[[ The records, beginning ]]

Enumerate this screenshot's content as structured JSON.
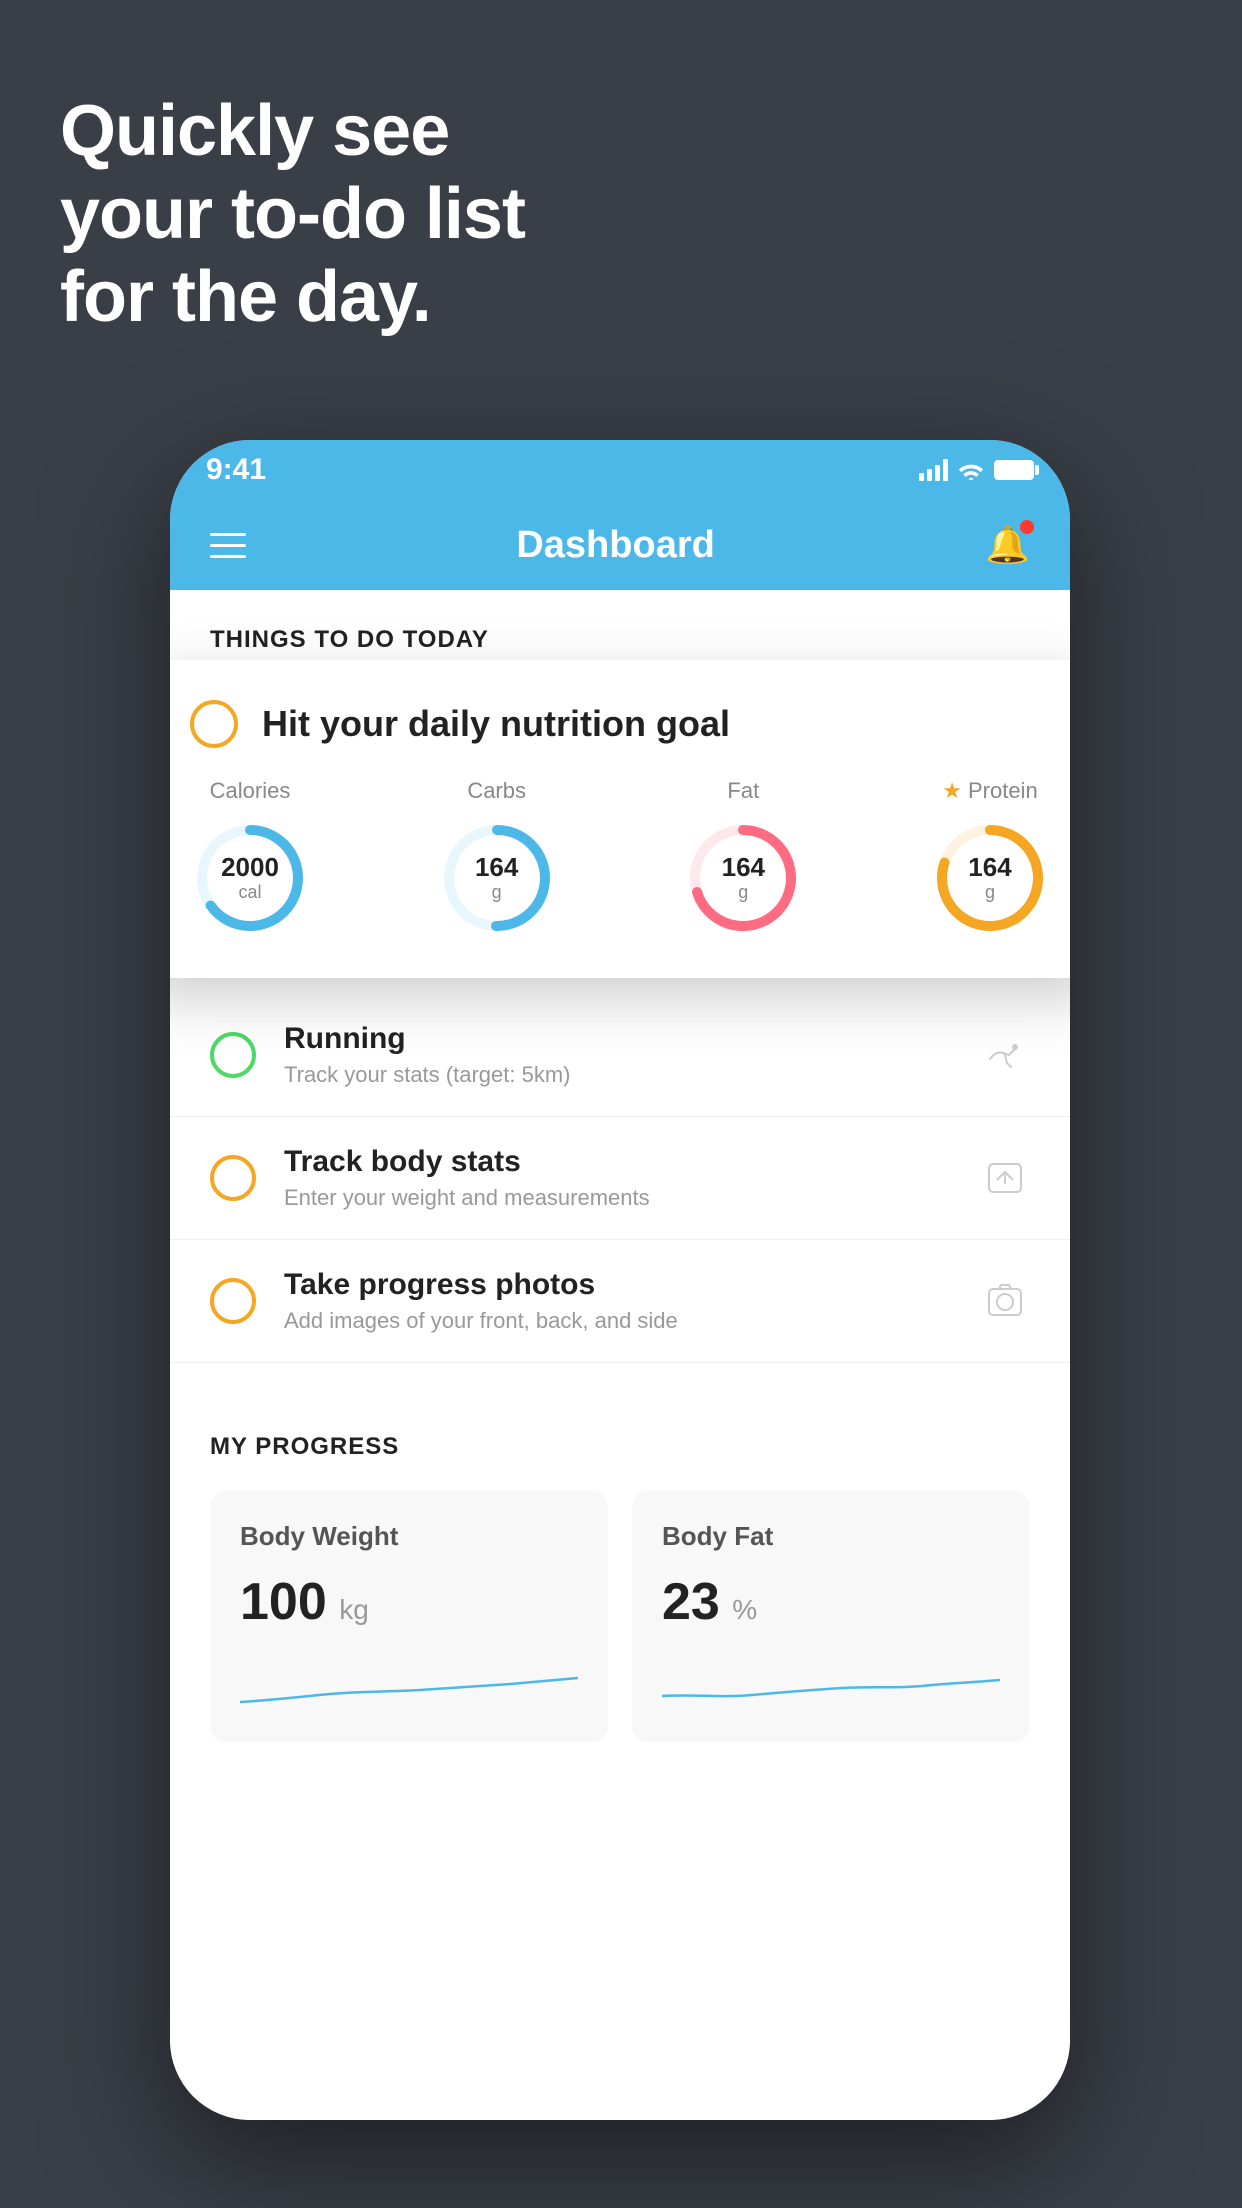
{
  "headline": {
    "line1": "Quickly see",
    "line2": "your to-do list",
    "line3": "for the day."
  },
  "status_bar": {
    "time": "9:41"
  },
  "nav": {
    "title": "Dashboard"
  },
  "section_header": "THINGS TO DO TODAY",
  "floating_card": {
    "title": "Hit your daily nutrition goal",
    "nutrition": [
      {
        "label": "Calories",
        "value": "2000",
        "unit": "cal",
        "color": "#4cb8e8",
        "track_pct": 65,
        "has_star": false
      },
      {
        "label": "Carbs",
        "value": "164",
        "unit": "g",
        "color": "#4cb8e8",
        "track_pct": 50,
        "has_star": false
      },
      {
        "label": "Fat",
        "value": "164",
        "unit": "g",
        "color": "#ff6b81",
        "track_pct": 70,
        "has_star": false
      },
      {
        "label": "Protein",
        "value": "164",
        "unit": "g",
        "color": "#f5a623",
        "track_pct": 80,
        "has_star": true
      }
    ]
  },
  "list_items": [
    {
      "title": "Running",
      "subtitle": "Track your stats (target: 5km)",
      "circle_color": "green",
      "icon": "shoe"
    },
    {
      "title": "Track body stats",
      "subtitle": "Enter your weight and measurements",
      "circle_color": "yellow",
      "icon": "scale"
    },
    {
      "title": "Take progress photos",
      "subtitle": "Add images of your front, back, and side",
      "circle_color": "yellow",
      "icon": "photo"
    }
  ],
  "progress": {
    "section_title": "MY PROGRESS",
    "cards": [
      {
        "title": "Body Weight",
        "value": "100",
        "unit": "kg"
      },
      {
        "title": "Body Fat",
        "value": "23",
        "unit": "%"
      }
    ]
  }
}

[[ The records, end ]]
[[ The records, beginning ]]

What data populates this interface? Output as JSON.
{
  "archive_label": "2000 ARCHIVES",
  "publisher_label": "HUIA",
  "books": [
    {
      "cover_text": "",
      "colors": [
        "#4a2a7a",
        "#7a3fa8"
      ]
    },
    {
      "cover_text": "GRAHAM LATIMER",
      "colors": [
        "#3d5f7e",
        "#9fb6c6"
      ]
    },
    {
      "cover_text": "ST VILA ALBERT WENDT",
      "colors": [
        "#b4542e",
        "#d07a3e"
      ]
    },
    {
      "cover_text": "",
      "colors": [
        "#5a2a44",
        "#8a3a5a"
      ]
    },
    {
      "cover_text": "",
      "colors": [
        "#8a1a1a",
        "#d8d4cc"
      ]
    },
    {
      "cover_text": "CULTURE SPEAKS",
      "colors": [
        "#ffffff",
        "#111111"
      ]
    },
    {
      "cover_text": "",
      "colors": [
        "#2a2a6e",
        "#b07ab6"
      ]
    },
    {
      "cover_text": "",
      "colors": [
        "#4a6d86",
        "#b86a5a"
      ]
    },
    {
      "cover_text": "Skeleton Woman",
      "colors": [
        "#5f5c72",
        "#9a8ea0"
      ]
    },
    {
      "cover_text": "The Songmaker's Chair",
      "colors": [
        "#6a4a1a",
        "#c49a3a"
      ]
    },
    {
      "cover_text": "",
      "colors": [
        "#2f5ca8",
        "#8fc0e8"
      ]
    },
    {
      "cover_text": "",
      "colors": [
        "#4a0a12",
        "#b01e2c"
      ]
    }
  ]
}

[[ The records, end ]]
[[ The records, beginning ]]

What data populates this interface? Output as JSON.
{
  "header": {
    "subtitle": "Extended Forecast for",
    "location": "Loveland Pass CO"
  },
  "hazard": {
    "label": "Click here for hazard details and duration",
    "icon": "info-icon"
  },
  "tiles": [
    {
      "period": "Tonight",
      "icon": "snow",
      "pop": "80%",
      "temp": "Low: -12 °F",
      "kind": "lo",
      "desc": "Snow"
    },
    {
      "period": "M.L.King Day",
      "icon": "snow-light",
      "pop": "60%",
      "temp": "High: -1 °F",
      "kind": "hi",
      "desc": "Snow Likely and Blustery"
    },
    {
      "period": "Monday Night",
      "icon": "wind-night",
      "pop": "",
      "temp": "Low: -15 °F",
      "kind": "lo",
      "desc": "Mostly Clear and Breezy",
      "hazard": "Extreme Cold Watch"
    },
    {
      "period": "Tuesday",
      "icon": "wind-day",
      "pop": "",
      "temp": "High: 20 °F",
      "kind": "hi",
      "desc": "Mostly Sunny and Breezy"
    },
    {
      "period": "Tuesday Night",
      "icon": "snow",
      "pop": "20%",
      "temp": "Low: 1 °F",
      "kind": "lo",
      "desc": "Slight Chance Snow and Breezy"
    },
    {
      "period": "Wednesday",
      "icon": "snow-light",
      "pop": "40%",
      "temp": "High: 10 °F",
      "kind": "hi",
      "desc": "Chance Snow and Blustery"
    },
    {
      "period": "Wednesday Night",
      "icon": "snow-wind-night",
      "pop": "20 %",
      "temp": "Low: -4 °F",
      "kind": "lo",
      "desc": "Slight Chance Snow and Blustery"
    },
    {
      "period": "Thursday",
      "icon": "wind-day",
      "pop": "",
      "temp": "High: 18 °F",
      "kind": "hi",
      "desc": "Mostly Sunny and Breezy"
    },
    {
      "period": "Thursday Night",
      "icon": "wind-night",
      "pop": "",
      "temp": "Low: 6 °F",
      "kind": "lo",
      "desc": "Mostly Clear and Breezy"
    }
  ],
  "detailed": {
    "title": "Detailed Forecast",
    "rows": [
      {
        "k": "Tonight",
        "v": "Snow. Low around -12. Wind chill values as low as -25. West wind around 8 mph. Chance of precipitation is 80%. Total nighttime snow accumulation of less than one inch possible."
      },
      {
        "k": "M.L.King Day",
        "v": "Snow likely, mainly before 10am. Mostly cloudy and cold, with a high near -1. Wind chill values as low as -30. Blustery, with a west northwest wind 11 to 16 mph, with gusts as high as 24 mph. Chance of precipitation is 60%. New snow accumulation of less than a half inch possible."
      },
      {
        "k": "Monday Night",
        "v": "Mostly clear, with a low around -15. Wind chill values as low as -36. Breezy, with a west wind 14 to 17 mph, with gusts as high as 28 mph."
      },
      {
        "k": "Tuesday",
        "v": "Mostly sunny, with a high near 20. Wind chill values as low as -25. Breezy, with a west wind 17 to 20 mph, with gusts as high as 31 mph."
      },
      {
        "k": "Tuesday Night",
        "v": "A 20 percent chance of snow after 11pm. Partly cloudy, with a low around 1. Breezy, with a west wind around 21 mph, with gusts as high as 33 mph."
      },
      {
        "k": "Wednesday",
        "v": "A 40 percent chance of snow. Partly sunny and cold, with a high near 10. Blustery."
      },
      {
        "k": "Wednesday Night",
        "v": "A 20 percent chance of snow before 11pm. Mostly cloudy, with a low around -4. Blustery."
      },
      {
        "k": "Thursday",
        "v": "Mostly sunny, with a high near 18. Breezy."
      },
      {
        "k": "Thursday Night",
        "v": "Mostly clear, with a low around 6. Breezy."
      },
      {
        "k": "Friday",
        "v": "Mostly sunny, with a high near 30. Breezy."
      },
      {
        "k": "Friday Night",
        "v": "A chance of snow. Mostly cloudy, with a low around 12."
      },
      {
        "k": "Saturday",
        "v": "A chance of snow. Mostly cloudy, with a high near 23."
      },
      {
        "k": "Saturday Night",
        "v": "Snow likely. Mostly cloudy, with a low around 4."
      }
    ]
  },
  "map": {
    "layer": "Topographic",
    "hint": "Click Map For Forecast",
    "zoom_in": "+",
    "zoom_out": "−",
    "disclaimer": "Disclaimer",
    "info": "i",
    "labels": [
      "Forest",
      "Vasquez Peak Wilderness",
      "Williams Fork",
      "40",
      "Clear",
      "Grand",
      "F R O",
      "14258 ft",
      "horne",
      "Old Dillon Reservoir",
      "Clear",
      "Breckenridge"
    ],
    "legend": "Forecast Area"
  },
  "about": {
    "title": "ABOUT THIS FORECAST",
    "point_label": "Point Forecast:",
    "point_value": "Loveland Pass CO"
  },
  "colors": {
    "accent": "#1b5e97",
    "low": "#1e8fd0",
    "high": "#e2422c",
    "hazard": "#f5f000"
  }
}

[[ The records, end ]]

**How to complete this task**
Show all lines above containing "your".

**Worked solution**
    "line2": "your to-do list",
    "title": "Hit your daily nutrition goal",
      "subtitle": "Track your stats (target: 5km)",
      "subtitle": "Enter your weight and measurements",
      "subtitle": "Add images of your front, back, and side",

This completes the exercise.